= Task item =
Could you write out the data that follows, exactly and in full?

■ ■ ■ ■

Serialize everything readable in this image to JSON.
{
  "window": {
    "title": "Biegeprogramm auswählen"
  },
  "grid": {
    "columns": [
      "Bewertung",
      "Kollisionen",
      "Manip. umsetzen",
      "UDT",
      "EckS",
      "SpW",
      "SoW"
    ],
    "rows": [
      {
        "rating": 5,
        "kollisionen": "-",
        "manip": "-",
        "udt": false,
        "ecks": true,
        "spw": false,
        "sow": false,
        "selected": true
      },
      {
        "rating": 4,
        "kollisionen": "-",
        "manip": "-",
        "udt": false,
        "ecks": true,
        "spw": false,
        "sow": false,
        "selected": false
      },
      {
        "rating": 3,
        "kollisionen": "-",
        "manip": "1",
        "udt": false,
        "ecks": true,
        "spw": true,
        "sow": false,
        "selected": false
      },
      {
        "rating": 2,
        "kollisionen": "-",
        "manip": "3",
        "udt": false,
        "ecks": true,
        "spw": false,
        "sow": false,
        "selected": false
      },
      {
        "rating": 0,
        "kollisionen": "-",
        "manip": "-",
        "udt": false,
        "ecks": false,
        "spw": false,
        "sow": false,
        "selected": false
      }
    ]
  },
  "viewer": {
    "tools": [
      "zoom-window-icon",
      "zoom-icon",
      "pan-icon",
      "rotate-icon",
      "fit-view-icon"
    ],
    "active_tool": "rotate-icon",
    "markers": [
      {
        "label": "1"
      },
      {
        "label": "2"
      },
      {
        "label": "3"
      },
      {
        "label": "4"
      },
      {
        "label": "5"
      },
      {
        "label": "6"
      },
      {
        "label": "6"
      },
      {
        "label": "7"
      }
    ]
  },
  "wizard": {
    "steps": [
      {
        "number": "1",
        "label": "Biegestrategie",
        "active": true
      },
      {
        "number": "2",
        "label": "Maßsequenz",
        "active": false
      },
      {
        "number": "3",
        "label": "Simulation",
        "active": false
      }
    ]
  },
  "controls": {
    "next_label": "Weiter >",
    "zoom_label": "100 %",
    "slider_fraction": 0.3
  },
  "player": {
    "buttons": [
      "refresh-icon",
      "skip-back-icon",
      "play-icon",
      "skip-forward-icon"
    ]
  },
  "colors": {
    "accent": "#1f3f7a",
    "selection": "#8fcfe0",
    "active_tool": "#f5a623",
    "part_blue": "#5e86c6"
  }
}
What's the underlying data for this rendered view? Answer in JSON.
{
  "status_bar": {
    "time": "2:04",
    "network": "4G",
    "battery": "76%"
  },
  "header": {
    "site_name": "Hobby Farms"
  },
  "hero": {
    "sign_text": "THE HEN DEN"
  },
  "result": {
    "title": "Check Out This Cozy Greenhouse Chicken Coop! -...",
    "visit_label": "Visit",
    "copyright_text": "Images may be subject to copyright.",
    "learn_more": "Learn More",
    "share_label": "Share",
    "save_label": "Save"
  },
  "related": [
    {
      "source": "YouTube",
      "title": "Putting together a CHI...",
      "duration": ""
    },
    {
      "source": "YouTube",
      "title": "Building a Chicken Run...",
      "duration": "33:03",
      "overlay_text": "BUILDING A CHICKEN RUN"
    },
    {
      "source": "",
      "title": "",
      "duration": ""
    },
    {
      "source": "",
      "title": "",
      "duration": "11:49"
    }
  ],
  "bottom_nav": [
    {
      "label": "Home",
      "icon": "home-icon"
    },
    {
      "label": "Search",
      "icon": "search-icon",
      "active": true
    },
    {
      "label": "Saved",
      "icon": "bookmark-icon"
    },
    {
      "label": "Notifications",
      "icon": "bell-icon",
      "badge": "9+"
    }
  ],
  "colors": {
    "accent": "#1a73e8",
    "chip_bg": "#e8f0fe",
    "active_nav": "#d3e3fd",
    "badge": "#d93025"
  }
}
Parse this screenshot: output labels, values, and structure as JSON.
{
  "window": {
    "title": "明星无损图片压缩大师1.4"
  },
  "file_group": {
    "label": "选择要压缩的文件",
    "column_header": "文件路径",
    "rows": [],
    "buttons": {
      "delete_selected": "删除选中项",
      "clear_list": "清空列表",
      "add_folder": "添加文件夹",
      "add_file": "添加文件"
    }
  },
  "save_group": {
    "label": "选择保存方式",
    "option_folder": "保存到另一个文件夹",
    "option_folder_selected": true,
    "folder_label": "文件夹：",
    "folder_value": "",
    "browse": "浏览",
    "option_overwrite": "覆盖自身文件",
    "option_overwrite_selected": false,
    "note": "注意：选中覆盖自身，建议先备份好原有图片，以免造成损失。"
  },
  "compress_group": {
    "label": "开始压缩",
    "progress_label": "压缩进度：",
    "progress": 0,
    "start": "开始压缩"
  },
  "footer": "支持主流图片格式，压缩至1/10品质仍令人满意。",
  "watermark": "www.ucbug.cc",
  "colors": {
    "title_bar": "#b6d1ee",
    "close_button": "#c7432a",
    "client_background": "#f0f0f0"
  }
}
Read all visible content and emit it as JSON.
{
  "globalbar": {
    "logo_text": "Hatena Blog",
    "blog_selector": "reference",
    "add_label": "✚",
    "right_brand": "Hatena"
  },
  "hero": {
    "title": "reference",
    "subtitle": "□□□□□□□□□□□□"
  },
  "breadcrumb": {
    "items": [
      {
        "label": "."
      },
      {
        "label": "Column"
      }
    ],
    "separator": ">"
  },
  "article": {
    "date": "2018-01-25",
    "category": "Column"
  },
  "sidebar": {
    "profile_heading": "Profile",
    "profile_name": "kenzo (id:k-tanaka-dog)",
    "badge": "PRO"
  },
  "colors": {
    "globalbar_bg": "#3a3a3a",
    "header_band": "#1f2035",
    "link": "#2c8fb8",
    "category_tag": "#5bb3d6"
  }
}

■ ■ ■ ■

= Exercise output =
Serialize everything readable in this image to JSON.
{
  "window": {
    "title": "Biegeprogramm auswählen"
  },
  "grid": {
    "columns": [
      "Bewertung",
      "Kollisionen",
      "Manip. umsetzen",
      "UDT",
      "EckS",
      "SpW",
      "SoW"
    ],
    "rows": [
      {
        "rating": 5,
        "kollisionen": "-",
        "manip": "-",
        "udt": false,
        "ecks": true,
        "spw": false,
        "sow": false,
        "selected": true
      },
      {
        "rating": 4,
        "kollisionen": "-",
        "manip": "-",
        "udt": false,
        "ecks": true,
        "spw": false,
        "sow": false,
        "selected": false
      },
      {
        "rating": 3,
        "kollisionen": "-",
        "manip": "1",
        "udt": false,
        "ecks": true,
        "spw": true,
        "sow": false,
        "selected": false
      },
      {
        "rating": 2,
        "kollisionen": "-",
        "manip": "3",
        "udt": false,
        "ecks": true,
        "spw": false,
        "sow": false,
        "selected": false
      },
      {
        "rating": 0,
        "kollisionen": "-",
        "manip": "-",
        "udt": false,
        "ecks": false,
        "spw": false,
        "sow": false,
        "selected": false
      }
    ]
  },
  "viewer": {
    "tools": [
      "zoom-window-icon",
      "zoom-icon",
      "pan-icon",
      "rotate-icon",
      "fit-view-icon"
    ],
    "active_tool": "rotate-icon",
    "markers": [
      {
        "label": "1"
      },
      {
        "label": "2"
      },
      {
        "label": "3"
      },
      {
        "label": "4"
      },
      {
        "label": "5"
      },
      {
        "label": "6"
      },
      {
        "label": "6"
      },
      {
        "label": "7"
      }
    ]
  },
  "wizard": {
    "steps": [
      {
        "number": "1",
        "label": "Biegestrategie",
        "active": true
      },
      {
        "number": "2",
        "label": "Maßsequenz",
        "active": false
      },
      {
        "number": "3",
        "label": "Simulation",
        "active": false
      }
    ]
  },
  "controls": {
    "next_label": "Weiter >",
    "zoom_label": "100 %",
    "slider_fraction": 0.3
  },
  "player": {
    "buttons": [
      "refresh-icon",
      "skip-back-icon",
      "play-icon",
      "skip-forward-icon"
    ]
  },
  "colors": {
    "accent": "#1f3f7a",
    "selection": "#8fcfe0",
    "active_tool": "#f5a623",
    "part_blue": "#5e86c6"
  }
}
What's the underlying data for this rendered view? Answer in JSON.
{
  "status_bar": {
    "time": "2:04",
    "network": "4G",
    "battery": "76%"
  },
  "header": {
    "site_name": "Hobby Farms"
  },
  "hero": {
    "sign_text": "THE HEN DEN"
  },
  "result": {
    "title": "Check Out This Cozy Greenhouse Chicken Coop! -...",
    "visit_label": "Visit",
    "copyright_text": "Images may be subject to copyright.",
    "learn_more": "Learn More",
    "share_label": "Share",
    "save_label": "Save"
  },
  "related": [
    {
      "source": "YouTube",
      "title": "Putting together a CHI...",
      "duration": ""
    },
    {
      "source": "YouTube",
      "title": "Building a Chicken Run...",
      "duration": "33:03",
      "overlay_text": "BUILDING A CHICKEN RUN"
    },
    {
      "source": "",
      "title": "",
      "duration": ""
    },
    {
      "source": "",
      "title": "",
      "duration": "11:49"
    }
  ],
  "bottom_nav": [
    {
      "label": "Home",
      "icon": "home-icon"
    },
    {
      "label": "Search",
      "icon": "search-icon",
      "active": true
    },
    {
      "label": "Saved",
      "icon": "bookmark-icon"
    },
    {
      "label": "Notifications",
      "icon": "bell-icon",
      "badge": "9+"
    }
  ],
  "colors": {
    "accent": "#1a73e8",
    "chip_bg": "#e8f0fe",
    "active_nav": "#d3e3fd",
    "badge": "#d93025"
  }
}
Parse this screenshot: output labels, values, and structure as JSON.
{
  "window": {
    "title": "明星无损图片压缩大师1.4"
  },
  "file_group": {
    "label": "选择要压缩的文件",
    "column_header": "文件路径",
    "rows": [],
    "buttons": {
      "delete_selected": "删除选中项",
      "clear_list": "清空列表",
      "add_folder": "添加文件夹",
      "add_file": "添加文件"
    }
  },
  "save_group": {
    "label": "选择保存方式",
    "option_folder": "保存到另一个文件夹",
    "option_folder_selected": true,
    "folder_label": "文件夹：",
    "folder_value": "",
    "browse": "浏览",
    "option_overwrite": "覆盖自身文件",
    "option_overwrite_selected": false,
    "note": "注意：选中覆盖自身，建议先备份好原有图片，以免造成损失。"
  },
  "compress_group": {
    "label": "开始压缩",
    "progress_label": "压缩进度：",
    "progress": 0,
    "start": "开始压缩"
  },
  "footer": "支持主流图片格式，压缩至1/10品质仍令人满意。",
  "watermark": "www.ucbug.cc",
  "colors": {
    "title_bar": "#b6d1ee",
    "close_button": "#c7432a",
    "client_background": "#f0f0f0"
  }
}
Read all visible content and emit it as JSON.
{
  "globalbar": {
    "logo_text": "Hatena Blog",
    "blog_selector": "reference",
    "add_label": "✚",
    "right_brand": "Hatena"
  },
  "hero": {
    "title": "reference",
    "subtitle": "□□□□□□□□□□□□"
  },
  "breadcrumb": {
    "items": [
      {
        "label": "."
      },
      {
        "label": "Column"
      }
    ],
    "separator": ">"
  },
  "article": {
    "date": "2018-01-25",
    "category": "Column"
  },
  "sidebar": {
    "profile_heading": "Profile",
    "profile_name": "kenzo (id:k-tanaka-dog)",
    "badge": "PRO"
  },
  "colors": {
    "globalbar_bg": "#3a3a3a",
    "header_band": "#1f2035",
    "link": "#2c8fb8",
    "category_tag": "#5bb3d6"
  }
}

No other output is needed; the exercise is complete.